I won’t do talks on “being a female in tech” for a number of reasons.
First, because they prevent me from doing talks on tech, which is what I would actually like to do, because that’s what I am best at. If someone approaches me to talk somewhere just because I’m a woman, they haven’t done their job of finding what my expertise is. Therefore, I am going to insta-decline.
It not only is very insulting and distracting, but also pigeonholes you into “talking about being a woman in tech,” instead of being a “woman who knows her tech.” It feels like, once again, we’re delegating “caring for others” tasks to women and other vulnerable collectives, in addition to their normal jobs. That is not OK.

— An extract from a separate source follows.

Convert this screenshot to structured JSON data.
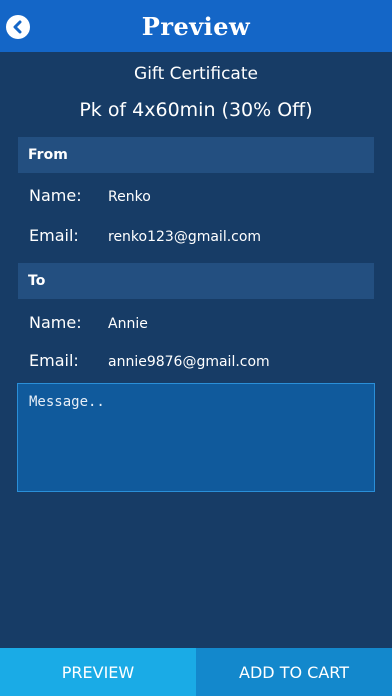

Second, it devalues the job of diversity and gender studies professionals; it is implied that just by virtue of me being a women, I not only can talk for all other women, but also know how to fix things for all other women (note: I don’t).
That in turn makes me the “token woman,” where everyone assumes that I represent all other technical women. This is a handicap on my abilities to actually do my job and be an excellent technical person, as it puts additional pressure on me to be “perfect or go home.”
And it also makes me lose precious opportunities to be a good role model for other women. If they see that women in tech are relegated to “speaking about being a female in tech” instead of building and talking about solid technical stuff, they’re going to be discouraged and uninspired. Why try hard at tech if people are just interested in you because of your physiognomy? It is, once again, focusing on women physically, instead of highlighting their work and personal achievements.
Finally, I really dislike that it so often feels like either…
- a really lazy attempt to solve the problem of a lack of diversity in conferences by organizers that didn’t do their work, but also do not want an internet storm rightly complaining about their all male line-up.
- or a feeble attempt at having a “trendy” topic in your conference, because “diversity is the hot new thing everyone is talking about.”
No! The answer to an all male line-up is not a talk on “women in tech” by a woman. The answer is diverse people in the line-up, talking about tech. And if they want someone to cover that “trendy topic,” they should reach out to qualified people. They need to do their homework, instead of reaching out to the first “tech woman speaker” they can think of, and asking her to do a talk on something she’s not qualified for (which again, puts her in a vulnerable position).
This doesn’t mean that I do not care about other women in tech. Of course I care! I dream of the day we stop having these conversations because “being in tech” has become the default. In the meantime, I will contribute to paving the road to equality by talking about tech, inspiring other women, and normalizing the presence of women in these environments—which is tiring enough, with all the sexism already present in our industry/society.
This post originally appeared at Soledad Penadés’ blog.